The play follows the investigation and sham of a trial, leading to 14-year old Steven being sentenced to hang (though that would be overturned on appeal), and the subsequent years of struggle to acquit Truscott of the crime he clearly did not commit. Set on an elegant and simple stage from James Lavoie, and aided by some gorgeous video and lighting effects throughout, LOST plays out documentary-style, concentrating on the facts of the tale and never going for the over-the-top emotional chest-beating that could have occurred.

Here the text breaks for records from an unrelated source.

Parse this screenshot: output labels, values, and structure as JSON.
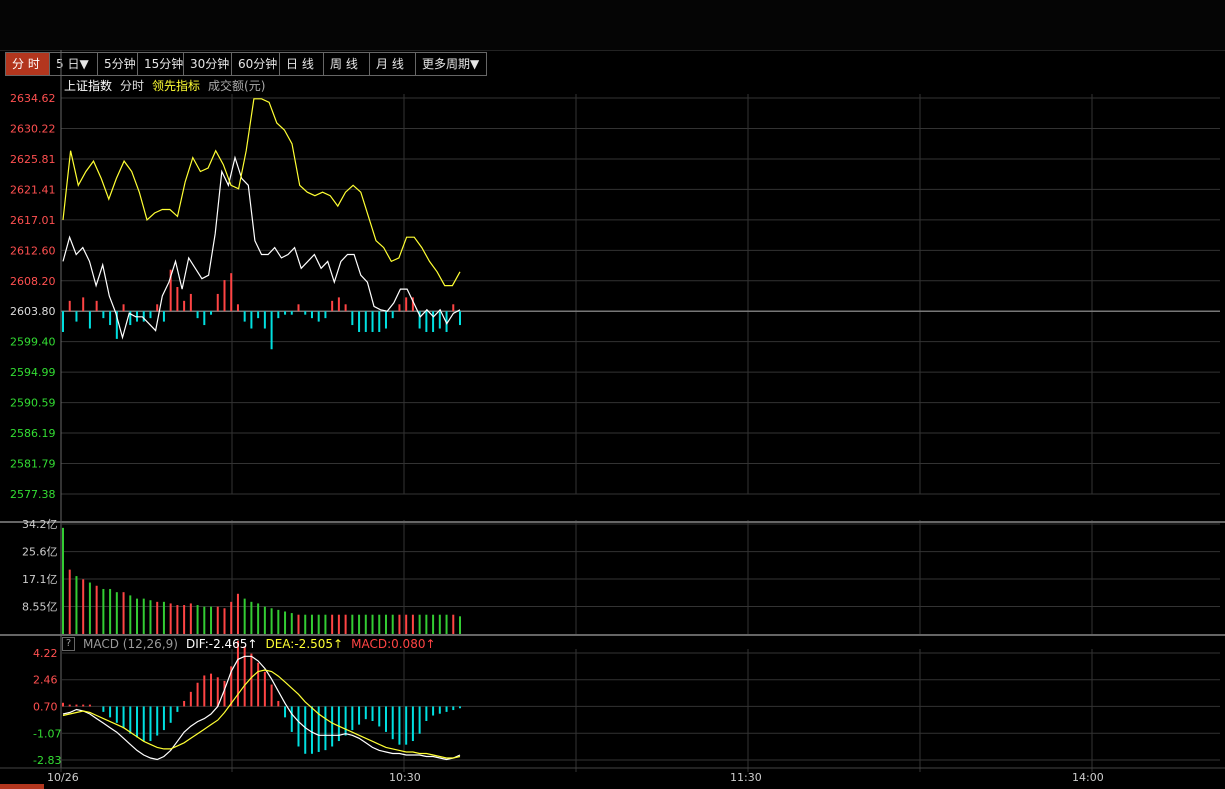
{
  "toolbar": {
    "buttons": [
      {
        "label": "分 时",
        "active": true
      },
      {
        "label": "5 日▼",
        "active": false
      },
      {
        "label": "5分钟",
        "active": false
      },
      {
        "label": "15分钟",
        "active": false
      },
      {
        "label": "30分钟",
        "active": false
      },
      {
        "label": "60分钟",
        "active": false
      },
      {
        "label": "日 线",
        "active": false
      },
      {
        "label": "周 线",
        "active": false
      },
      {
        "label": "月 线",
        "active": false
      },
      {
        "label": "更多周期▼",
        "active": false
      }
    ]
  },
  "legend": {
    "index_name": "上证指数",
    "intraday": "分时",
    "leading": "领先指标",
    "turnover": "成交额(元)"
  },
  "macd_legend": {
    "help": "?",
    "name": "MACD (12,26,9)",
    "dif": "DIF:-2.465↑",
    "dea": "DEA:-2.505↑",
    "macd": "MACD:0.080↑"
  },
  "colors": {
    "up": "#ff4444",
    "down": "#00e0e0",
    "vol_up": "#ff4444",
    "vol_down": "#33cc33",
    "price_line": "#ffffff",
    "lead_line": "#ffff33",
    "grid": "#333333",
    "axis_up": "#ff5050",
    "axis_down": "#33dd33"
  },
  "chart_data": [
    {
      "type": "line",
      "name": "price",
      "yticks": [
        "2634.62",
        "2630.22",
        "2625.81",
        "2621.41",
        "2617.01",
        "2612.60",
        "2608.20",
        "2603.80",
        "2599.40",
        "2594.99",
        "2590.59",
        "2586.19",
        "2581.79",
        "2577.38"
      ],
      "ylim": [
        2577.38,
        2634.62
      ],
      "base": 2603.8,
      "xticks": [
        "10/26",
        "10:30",
        "11:30",
        "14:00"
      ],
      "series": [
        {
          "values": [
            2611,
            2614.5,
            2612,
            2613,
            2611,
            2607.5,
            2610.5,
            2606,
            2603.5,
            2600,
            2603.5,
            2603,
            2603,
            2602,
            2601,
            2606,
            2608,
            2611,
            2607,
            2611.5,
            2610,
            2608.5,
            2609,
            2615,
            2624,
            2622,
            2626,
            2623,
            2622,
            2614,
            2612,
            2612,
            2613,
            2611.5,
            2612,
            2613,
            2610,
            2611,
            2612,
            2610,
            2611,
            2608,
            2611,
            2612,
            2612,
            2609,
            2608,
            2604.5,
            2604,
            2603.8,
            2605,
            2607,
            2607,
            2605,
            2603,
            2604,
            2603,
            2604,
            2602,
            2603.5,
            2604
          ]
        },
        {
          "values": [
            2617,
            2627,
            2622,
            2624,
            2625.5,
            2623,
            2620,
            2623,
            2625.5,
            2624,
            2621,
            2617,
            2618,
            2618.5,
            2618.5,
            2617.5,
            2622.5,
            2626,
            2624,
            2624.5,
            2627,
            2625,
            2622,
            2621.5,
            2627,
            2634.5,
            2634.5,
            2634,
            2631,
            2630,
            2628,
            2622,
            2621,
            2620.5,
            2621,
            2620.5,
            2619,
            2621,
            2622,
            2621,
            2617.5,
            2614,
            2613,
            2611,
            2611.5,
            2614.5,
            2614.5,
            2613,
            2611,
            2609.5,
            2607.5,
            2607.5,
            2609.5
          ]
        }
      ],
      "bars": [
        -3,
        1.5,
        -1.5,
        2,
        -2.5,
        1.5,
        -1,
        -2,
        -4,
        1,
        -2,
        -1.5,
        -1.5,
        -1,
        1,
        -1.5,
        6,
        3.5,
        1.5,
        2.5,
        -1,
        -2,
        -0.5,
        2.5,
        4.5,
        5.5,
        1,
        -1.5,
        -2.5,
        -1,
        -2.5,
        -5.5,
        -1,
        -0.5,
        -0.5,
        1,
        -0.5,
        -1,
        -1.5,
        -1,
        1.5,
        2,
        1,
        -2,
        -3,
        -3,
        -3,
        -3,
        -2.5,
        -1,
        1,
        2,
        2,
        -2.5,
        -3,
        -3,
        -2.5,
        -3,
        1,
        -2
      ]
    },
    {
      "type": "bar",
      "name": "turnover",
      "yticks": [
        "34.2亿",
        "25.6亿",
        "17.1亿",
        "8.55亿"
      ],
      "ylim": [
        0,
        34.2
      ],
      "values": [
        33,
        20,
        18,
        17,
        16,
        15,
        14,
        14,
        13,
        13,
        12,
        11,
        11,
        10.5,
        10,
        10,
        9.5,
        9,
        9,
        9.5,
        9,
        8.5,
        8.5,
        8.5,
        8,
        10,
        12.5,
        11,
        10,
        9.5,
        8.5,
        8,
        7.5,
        7,
        6.5,
        6,
        6,
        6,
        6,
        6,
        6,
        6,
        6,
        6,
        6,
        6,
        6,
        6,
        6,
        6,
        6,
        6,
        6,
        6,
        6,
        6,
        6,
        6,
        6,
        5.5
      ]
    },
    {
      "type": "bar",
      "name": "macd",
      "yticks": [
        "4.22",
        "2.46",
        "0.70",
        "-1.07",
        "-2.83"
      ],
      "ylim": [
        -2.83,
        4.22
      ],
      "macd_bars": [
        0.2,
        0.1,
        0.1,
        0.1,
        0.1,
        0,
        -0.3,
        -0.6,
        -0.9,
        -1.2,
        -1.5,
        -1.7,
        -1.9,
        -1.9,
        -1.6,
        -1.3,
        -0.9,
        -0.3,
        0.3,
        0.8,
        1.3,
        1.7,
        1.8,
        1.6,
        1.4,
        2.2,
        3.6,
        3.3,
        2.9,
        2.4,
        1.9,
        1.2,
        0.3,
        -0.6,
        -1.4,
        -2.2,
        -2.6,
        -2.6,
        -2.5,
        -2.4,
        -2.2,
        -1.9,
        -1.6,
        -1.3,
        -1.0,
        -0.7,
        -0.8,
        -1.1,
        -1.4,
        -1.8,
        -2.1,
        -2.1,
        -1.9,
        -1.5,
        -0.8,
        -0.5,
        -0.4,
        -0.3,
        -0.2,
        -0.1
      ],
      "dif": [
        0.2,
        0.3,
        0.5,
        0.4,
        0.2,
        -0.1,
        -0.4,
        -0.7,
        -1.0,
        -1.4,
        -1.8,
        -2.2,
        -2.5,
        -2.7,
        -2.8,
        -2.6,
        -2.2,
        -1.6,
        -1.0,
        -0.6,
        -0.3,
        -0.1,
        0.2,
        0.7,
        1.8,
        3.0,
        3.8,
        4.0,
        4.0,
        3.7,
        3.2,
        2.5,
        1.7,
        0.9,
        0.2,
        -0.3,
        -0.7,
        -1.0,
        -1.2,
        -1.2,
        -1.2,
        -1.2,
        -1.1,
        -1.2,
        -1.4,
        -1.7,
        -2.0,
        -2.2,
        -2.3,
        -2.4,
        -2.4,
        -2.5,
        -2.5,
        -2.5,
        -2.6,
        -2.6,
        -2.7,
        -2.8,
        -2.7,
        -2.5
      ],
      "dea": [
        0.1,
        0.2,
        0.3,
        0.4,
        0.3,
        0.1,
        -0.1,
        -0.3,
        -0.5,
        -0.7,
        -1.0,
        -1.3,
        -1.6,
        -1.8,
        -2.0,
        -2.1,
        -2.1,
        -1.9,
        -1.7,
        -1.4,
        -1.1,
        -0.8,
        -0.5,
        -0.2,
        0.3,
        0.9,
        1.5,
        2.1,
        2.6,
        3.0,
        3.1,
        3.0,
        2.7,
        2.3,
        1.9,
        1.5,
        1.0,
        0.6,
        0.2,
        -0.1,
        -0.4,
        -0.6,
        -0.8,
        -1.0,
        -1.2,
        -1.4,
        -1.6,
        -1.8,
        -2.0,
        -2.1,
        -2.2,
        -2.3,
        -2.3,
        -2.4,
        -2.4,
        -2.5,
        -2.6,
        -2.7,
        -2.7,
        -2.6
      ]
    }
  ]
}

There’s plenty of emotion, of course, my fav’rit examples being from the community members who were convinced of Truscott’s guilt as soon as the accusation was made, and their rancor when it started being questioned. It speaks volumes to the burning desire for closure (and, let’s face it, revenge) that sits inside us all, and was a major factor in the bungling of the Lynne Harper case. Act two gets a cool bump in energy with the arrival in town of journalist Isabel leBourdais (Fiona Reid), who goes on to write a best-selling book outlining the holes in the case. It’s a pretty eye-opening look at how the Justice System can collapse on itself, even in good ol’Canada.
A few times I felt not as drawn in as I could have hoped, mostly due to the noted docudrama style of the play…it’s hard for any breakout performances to shine through, not that the cast is anything less than excellent. And the compelling narrative more than makes up for any structural concerns I had…as well as some fun bits of campy nostalgia in act 2 when Sarah goes to University in BC during the swinging sixties. And it’s through Sarah’s eyes that we follow the whole story…from admirer of Truscott’s, to desperately believing in his guilt if only to find some peace, and finally…well, see for yourself. Truscott was finally acquitted of the crime in 2007 (better late than never..?) which is when this piece was commissioned for the Blyth Festival, by then artistic director Eric Coates, now main man at our very own GCTC. It’s an important piece of Canuck history, dark or no, and a story that deserves the telling. And this here is a good damn telling. You’ve got until the 16th, so get on out! Peace, love and soul,
Kevin Reid, the Visitor (and Winston)